But in February 2013, the journal had no such protection, and the lawyer raised concerns about two sentences in the paper that had been the subject of threats of litigation. By the end of the 20-minute conference call, we had all agreed that, if the authors made minor modifications to these sentences, the content would remain intact and the paper could be re-published without fear of successful legal action.
Before the call ended, three academics, including me, argued that scientific journals must not be held to ransom every time someone threatens litigation. In response to our concerns, we were assured by the journal’s representatives that the legal matter would be considered settled once the two sentences had been amended as agreed.
Yet the paper remained in limbo while the journal’s investigation into the academic and ethical aspects of the study dragged on for more than a year. Finally, the journal reached the conclusion that there was no academic or ethical case to answer; in the meantime, Britain’s Defamation Act 2013 had kicked in to provide scientific journals greater protection against threats of litigation, by privileging statements contained in peer-reviewed studies.
It is hard to imagine a set of outcomes that would have better remedied each issue flagged by Frontiers as a matter of concern. So it came as quite a shock to hear that the journal had decided to retract the paper ostensibly because “the legal context is insufficiently clear”.
Just how clear would the legal context need to be for Frontiers to stand up to intimidation and defend academic freedom? First, the two sentences discussed in the conference call had been amended as agreed, which satisfied the journal’s lawyer even under the former libel laws. Second, Britain’s new libel laws offer science journals greater protection for precisely this kind of situation.
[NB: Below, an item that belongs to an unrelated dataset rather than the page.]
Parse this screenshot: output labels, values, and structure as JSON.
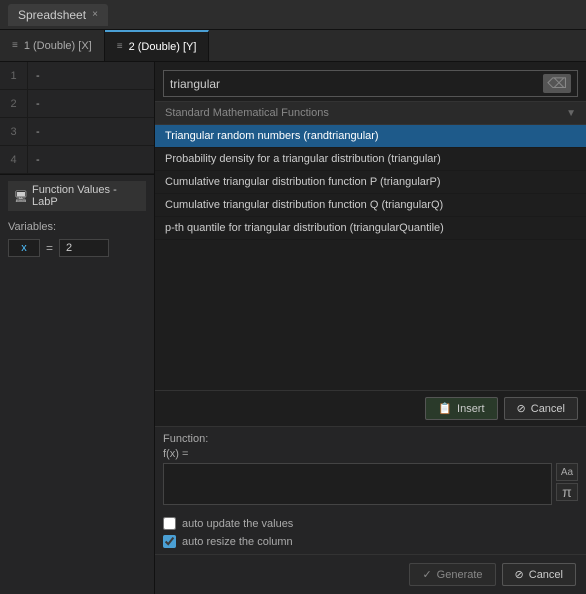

In any event, the journal’s management and editors were clearly intimidated by climate deniers who threatened to sue. So Frontiers bowed to their demands, retracted the paper, damaged its own reputation, and ultimately gave a free kick to aggressive climate deniers.
I would have expected a scientific journal to have more backbone, certainly when it comes to the crucially important issue of academic freedom.
Elaine McKewon receives an Australian Postgraduate Award from the Australian government’s Department of Education. This scholarship enables research that is in the public interest and free of vested interests.